In Connecticut, which President Barack Obama carried by 17 points in 2012 and 22 points in 2008, Malloy won four years ago by fewer than 7,000 votes. Facing a huge budget deficit, he raised taxes. More than half the likely voters in the state have an unfavorable view of him, according to a recent Quinnipiac poll. He is in a tough rematch against Republican businessman Tom Foley.

Personality has played a role in the races in Colorado and Maine. Republican candidate LePage has offended many in Maine with his tongue and his conservative agenda. He won with just 38 percent of the vote four years ago in a three-way race. He would be a decided underdog against Democratic Rep. Mike Michaud were it not for the fact that independent Eliot Cutler is running again.

In Colorado, Hickenlooper won four years ago because he had weak opposition. This year he has stiffer competition in former Republican representative Bob Beauprez. His quirky personality has been, at various times, both helpful and not helpful. His actions, including support for tougher gun-control measures, have cost him support. His refusal to run negative ads, which many voters laud, has left him exposed in the face of attacks.

One caveat: Rhodes Cook, the independent analyst of elections, notes that there has been a steady decline in the number of incumbent governors defeated over the past half-century.

In the 1960s, 30 incumbent governors were defeated, including 11 in 1962. The most in any year since came in 1990, when six lost. Between 2000 and 2008, a total of eight incumbents lost gubernatorial reelection bids and in 2010 only two lost.

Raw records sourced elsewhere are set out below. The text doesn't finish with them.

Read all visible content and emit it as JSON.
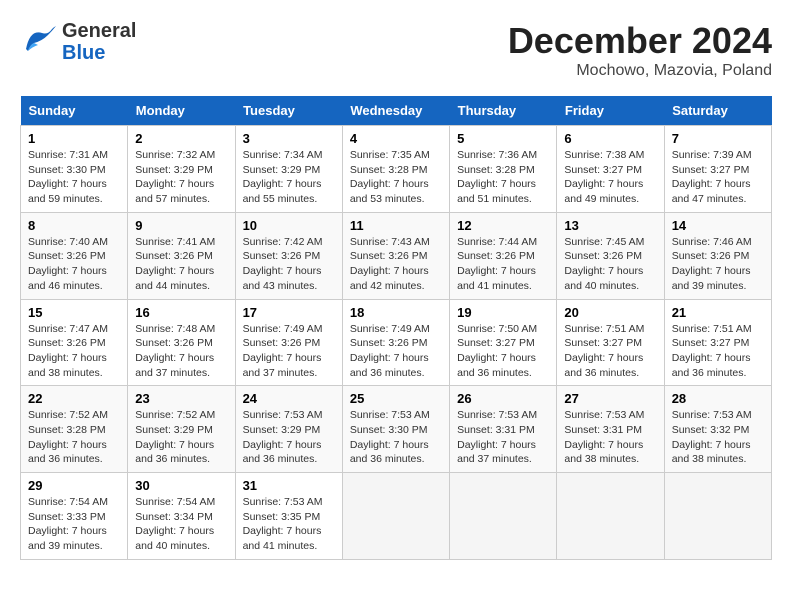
{
  "header": {
    "logo_general": "General",
    "logo_blue": "Blue",
    "title": "December 2024",
    "subtitle": "Mochowo, Mazovia, Poland"
  },
  "columns": [
    "Sunday",
    "Monday",
    "Tuesday",
    "Wednesday",
    "Thursday",
    "Friday",
    "Saturday"
  ],
  "weeks": [
    [
      {
        "day": "1",
        "sunrise": "Sunrise: 7:31 AM",
        "sunset": "Sunset: 3:30 PM",
        "daylight": "Daylight: 7 hours and 59 minutes."
      },
      {
        "day": "2",
        "sunrise": "Sunrise: 7:32 AM",
        "sunset": "Sunset: 3:29 PM",
        "daylight": "Daylight: 7 hours and 57 minutes."
      },
      {
        "day": "3",
        "sunrise": "Sunrise: 7:34 AM",
        "sunset": "Sunset: 3:29 PM",
        "daylight": "Daylight: 7 hours and 55 minutes."
      },
      {
        "day": "4",
        "sunrise": "Sunrise: 7:35 AM",
        "sunset": "Sunset: 3:28 PM",
        "daylight": "Daylight: 7 hours and 53 minutes."
      },
      {
        "day": "5",
        "sunrise": "Sunrise: 7:36 AM",
        "sunset": "Sunset: 3:28 PM",
        "daylight": "Daylight: 7 hours and 51 minutes."
      },
      {
        "day": "6",
        "sunrise": "Sunrise: 7:38 AM",
        "sunset": "Sunset: 3:27 PM",
        "daylight": "Daylight: 7 hours and 49 minutes."
      },
      {
        "day": "7",
        "sunrise": "Sunrise: 7:39 AM",
        "sunset": "Sunset: 3:27 PM",
        "daylight": "Daylight: 7 hours and 47 minutes."
      }
    ],
    [
      {
        "day": "8",
        "sunrise": "Sunrise: 7:40 AM",
        "sunset": "Sunset: 3:26 PM",
        "daylight": "Daylight: 7 hours and 46 minutes."
      },
      {
        "day": "9",
        "sunrise": "Sunrise: 7:41 AM",
        "sunset": "Sunset: 3:26 PM",
        "daylight": "Daylight: 7 hours and 44 minutes."
      },
      {
        "day": "10",
        "sunrise": "Sunrise: 7:42 AM",
        "sunset": "Sunset: 3:26 PM",
        "daylight": "Daylight: 7 hours and 43 minutes."
      },
      {
        "day": "11",
        "sunrise": "Sunrise: 7:43 AM",
        "sunset": "Sunset: 3:26 PM",
        "daylight": "Daylight: 7 hours and 42 minutes."
      },
      {
        "day": "12",
        "sunrise": "Sunrise: 7:44 AM",
        "sunset": "Sunset: 3:26 PM",
        "daylight": "Daylight: 7 hours and 41 minutes."
      },
      {
        "day": "13",
        "sunrise": "Sunrise: 7:45 AM",
        "sunset": "Sunset: 3:26 PM",
        "daylight": "Daylight: 7 hours and 40 minutes."
      },
      {
        "day": "14",
        "sunrise": "Sunrise: 7:46 AM",
        "sunset": "Sunset: 3:26 PM",
        "daylight": "Daylight: 7 hours and 39 minutes."
      }
    ],
    [
      {
        "day": "15",
        "sunrise": "Sunrise: 7:47 AM",
        "sunset": "Sunset: 3:26 PM",
        "daylight": "Daylight: 7 hours and 38 minutes."
      },
      {
        "day": "16",
        "sunrise": "Sunrise: 7:48 AM",
        "sunset": "Sunset: 3:26 PM",
        "daylight": "Daylight: 7 hours and 37 minutes."
      },
      {
        "day": "17",
        "sunrise": "Sunrise: 7:49 AM",
        "sunset": "Sunset: 3:26 PM",
        "daylight": "Daylight: 7 hours and 37 minutes."
      },
      {
        "day": "18",
        "sunrise": "Sunrise: 7:49 AM",
        "sunset": "Sunset: 3:26 PM",
        "daylight": "Daylight: 7 hours and 36 minutes."
      },
      {
        "day": "19",
        "sunrise": "Sunrise: 7:50 AM",
        "sunset": "Sunset: 3:27 PM",
        "daylight": "Daylight: 7 hours and 36 minutes."
      },
      {
        "day": "20",
        "sunrise": "Sunrise: 7:51 AM",
        "sunset": "Sunset: 3:27 PM",
        "daylight": "Daylight: 7 hours and 36 minutes."
      },
      {
        "day": "21",
        "sunrise": "Sunrise: 7:51 AM",
        "sunset": "Sunset: 3:27 PM",
        "daylight": "Daylight: 7 hours and 36 minutes."
      }
    ],
    [
      {
        "day": "22",
        "sunrise": "Sunrise: 7:52 AM",
        "sunset": "Sunset: 3:28 PM",
        "daylight": "Daylight: 7 hours and 36 minutes."
      },
      {
        "day": "23",
        "sunrise": "Sunrise: 7:52 AM",
        "sunset": "Sunset: 3:29 PM",
        "daylight": "Daylight: 7 hours and 36 minutes."
      },
      {
        "day": "24",
        "sunrise": "Sunrise: 7:53 AM",
        "sunset": "Sunset: 3:29 PM",
        "daylight": "Daylight: 7 hours and 36 minutes."
      },
      {
        "day": "25",
        "sunrise": "Sunrise: 7:53 AM",
        "sunset": "Sunset: 3:30 PM",
        "daylight": "Daylight: 7 hours and 36 minutes."
      },
      {
        "day": "26",
        "sunrise": "Sunrise: 7:53 AM",
        "sunset": "Sunset: 3:31 PM",
        "daylight": "Daylight: 7 hours and 37 minutes."
      },
      {
        "day": "27",
        "sunrise": "Sunrise: 7:53 AM",
        "sunset": "Sunset: 3:31 PM",
        "daylight": "Daylight: 7 hours and 38 minutes."
      },
      {
        "day": "28",
        "sunrise": "Sunrise: 7:53 AM",
        "sunset": "Sunset: 3:32 PM",
        "daylight": "Daylight: 7 hours and 38 minutes."
      }
    ],
    [
      {
        "day": "29",
        "sunrise": "Sunrise: 7:54 AM",
        "sunset": "Sunset: 3:33 PM",
        "daylight": "Daylight: 7 hours and 39 minutes."
      },
      {
        "day": "30",
        "sunrise": "Sunrise: 7:54 AM",
        "sunset": "Sunset: 3:34 PM",
        "daylight": "Daylight: 7 hours and 40 minutes."
      },
      {
        "day": "31",
        "sunrise": "Sunrise: 7:53 AM",
        "sunset": "Sunset: 3:35 PM",
        "daylight": "Daylight: 7 hours and 41 minutes."
      },
      null,
      null,
      null,
      null
    ]
  ]
}
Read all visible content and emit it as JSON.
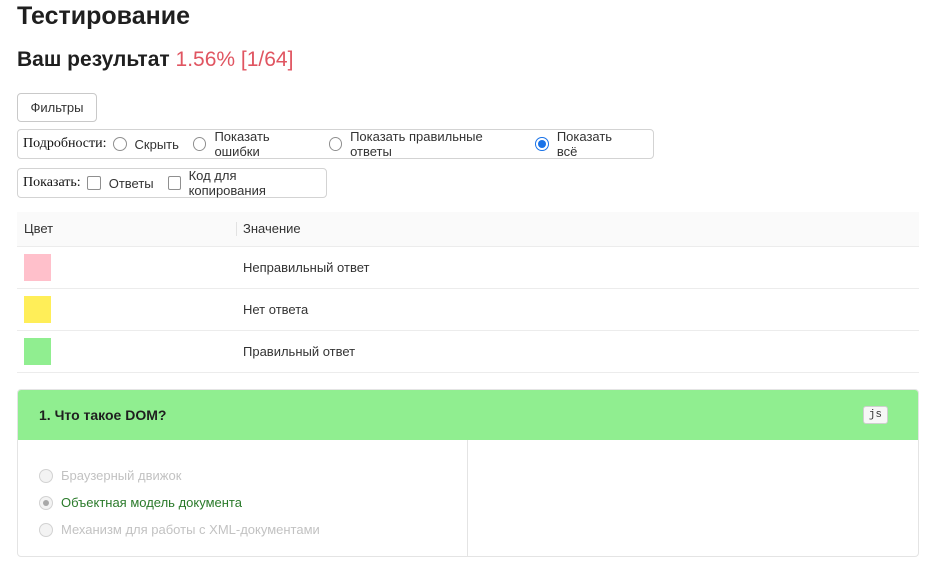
{
  "page": {
    "title": "Тестирование",
    "result_label": "Ваш результат",
    "result_score": "1.56% [1/64]"
  },
  "filters": {
    "button_label": "Фильтры"
  },
  "details": {
    "label": "Подробности:",
    "options": [
      {
        "label": "Скрыть",
        "selected": false
      },
      {
        "label": "Показать ошибки",
        "selected": false
      },
      {
        "label": "Показать правильные ответы",
        "selected": false
      },
      {
        "label": "Показать всё",
        "selected": true
      }
    ]
  },
  "show": {
    "label": "Показать:",
    "options": [
      {
        "label": "Ответы",
        "checked": false
      },
      {
        "label": "Код для копирования",
        "checked": false
      }
    ]
  },
  "legend": {
    "headers": {
      "color": "Цвет",
      "value": "Значение"
    },
    "rows": [
      {
        "color": "#ffc0cb",
        "label": "Неправильный ответ"
      },
      {
        "color": "#ffee58",
        "label": "Нет ответа"
      },
      {
        "color": "#90ee90",
        "label": "Правильный ответ"
      }
    ]
  },
  "question": {
    "title": "1. Что такое DOM?",
    "tag": "js",
    "header_color": "#90ee90",
    "answers": [
      {
        "label": "Браузерный движок",
        "selected": false,
        "correct": false
      },
      {
        "label": "Объектная модель документа",
        "selected": true,
        "correct": true
      },
      {
        "label": "Механизм для работы с XML-документами",
        "selected": false,
        "correct": false
      }
    ]
  }
}
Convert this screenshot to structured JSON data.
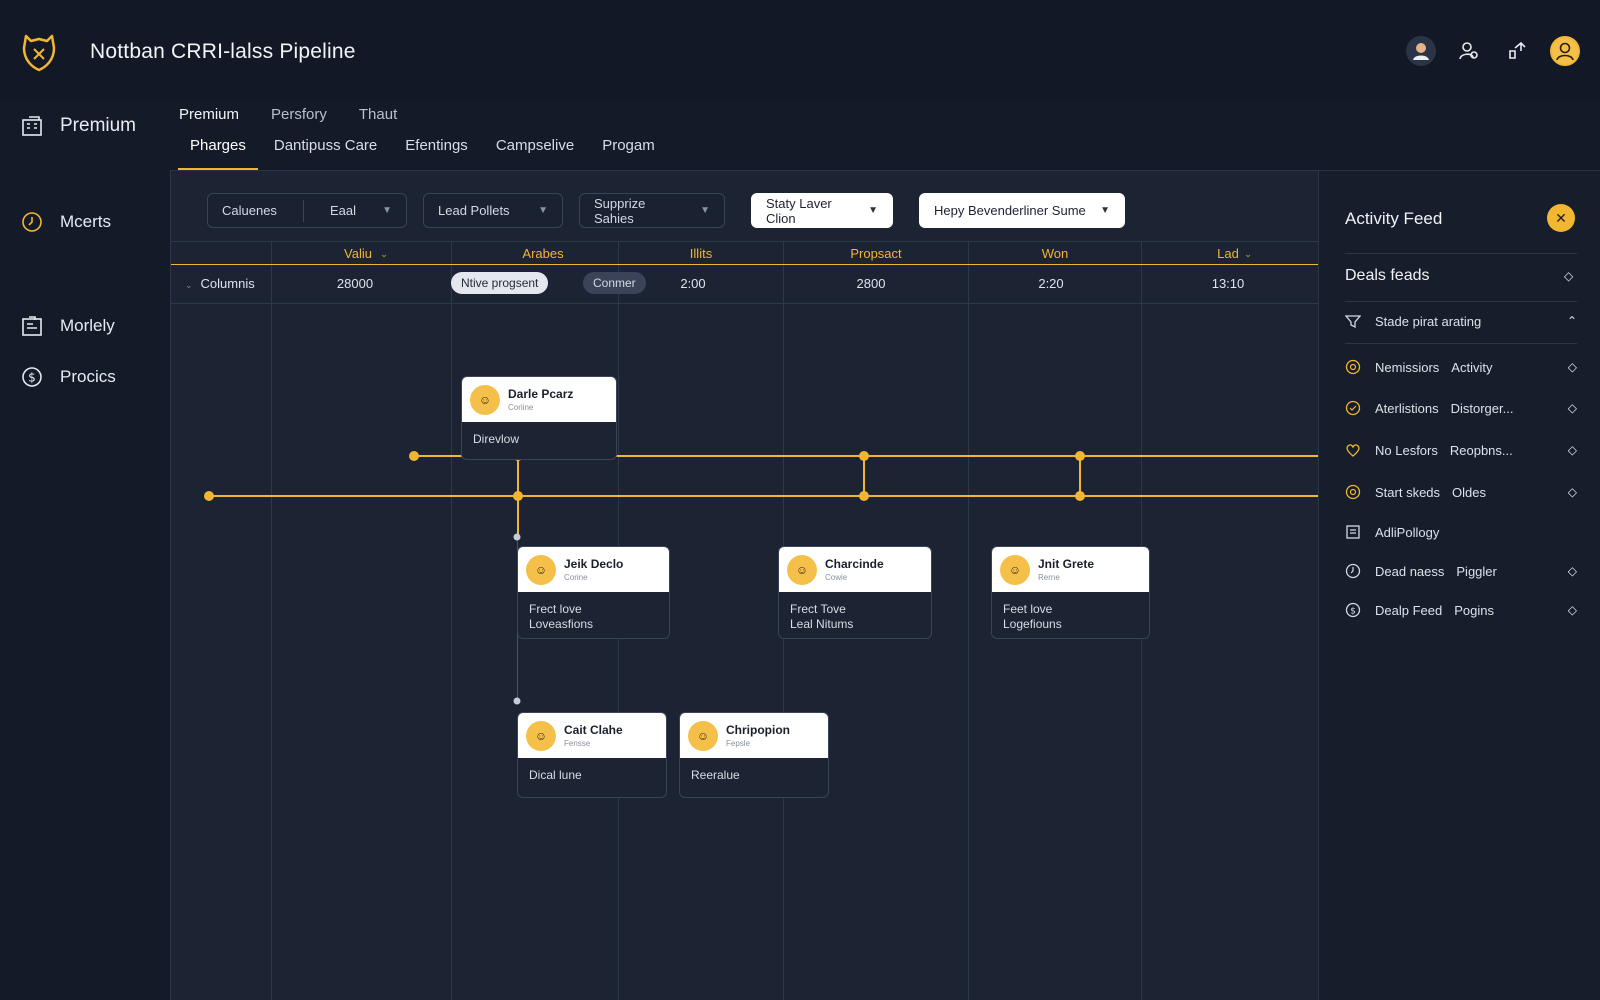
{
  "app": {
    "title": "Nottban CRRI-lalss Pipeline"
  },
  "sidebar": {
    "items": [
      {
        "label": "Premium",
        "icon": "building-icon"
      },
      {
        "label": "Mcerts",
        "icon": "clock-icon"
      },
      {
        "label": "Morlely",
        "icon": "report-icon"
      },
      {
        "label": "Procics",
        "icon": "dollar-icon"
      }
    ]
  },
  "tabs": {
    "row1": [
      "Premium",
      "Persfory",
      "Thaut"
    ],
    "row2": [
      "Pharges",
      "Dantipuss Care",
      "Efentings",
      "Campselive",
      "Progam"
    ],
    "active": "Pharges"
  },
  "filters": {
    "first_a": "Caluenes",
    "first_b": "Eaal",
    "lead": "Lead Pollets",
    "supprize": "Supprize Sahies",
    "staty": "Staty Laver Clion",
    "hepy": "Hepy Bevenderliner Sume"
  },
  "columns": {
    "headers": [
      "Valiu",
      "Arabes",
      "Illits",
      "Propsact",
      "Won",
      "Lad"
    ],
    "row_label": "Columnis",
    "values": [
      "28000",
      "2:00",
      "2800",
      "2:20",
      "13:10"
    ],
    "pill_light": "Ntive progsent",
    "pill_dark": "Conmer"
  },
  "cards": [
    {
      "name": "Darle Pcarz",
      "sub": "Coriine",
      "body1": "Direvlow",
      "body2": ""
    },
    {
      "name": "Jeik Declo",
      "sub": "Corine",
      "body1": "Frect love",
      "body2": "Loveasfions"
    },
    {
      "name": "Charcinde",
      "sub": "Cowie",
      "body1": "Frect Tove",
      "body2": "Leal Nitums"
    },
    {
      "name": "Jnit Grete",
      "sub": "Rerne",
      "body1": "Feet love",
      "body2": "Logefiouns"
    },
    {
      "name": "Cait Clahe",
      "sub": "Fensse",
      "body1": "Dical lune",
      "body2": ""
    },
    {
      "name": "Chripopion",
      "sub": "Fepsle",
      "body1": "Reeralue",
      "body2": ""
    }
  ],
  "activity": {
    "title": "Activity Feed",
    "section": "Deals feads",
    "rows": [
      {
        "a": "Stade pirat arating",
        "b": "",
        "icon": "filter-icon",
        "right": "caret-up-icon"
      },
      {
        "a": "Nemissiors",
        "b": "Activity",
        "icon": "coin-icon",
        "right": "diamond-icon"
      },
      {
        "a": "Aterlistions",
        "b": "Distorger...",
        "icon": "badge-icon",
        "right": "diamond-icon"
      },
      {
        "a": "No Lesfors",
        "b": "Reopbns...",
        "icon": "heart-icon",
        "right": "diamond-icon"
      },
      {
        "a": "Start skeds",
        "b": "Oldes",
        "icon": "coin-icon",
        "right": "diamond-icon"
      },
      {
        "a": "AdliPollogy",
        "b": "",
        "icon": "list-icon",
        "right": ""
      },
      {
        "a": "Dead naess",
        "b": "Piggler",
        "icon": "clock-icon",
        "right": "diamond-icon"
      },
      {
        "a": "Dealp Feed",
        "b": "Pogins",
        "icon": "dollar-icon",
        "right": "diamond-icon"
      }
    ]
  },
  "colors": {
    "accent": "#f2b632",
    "background": "#131a28",
    "board": "#1c2333"
  }
}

What that means is that, in the end, many of these embattled governors could survive. But the fact that they are not safe five weeks before Election Day is a clear sign of an electorate dissatisfied with its elected leaders and of the increased partisanship at the state level.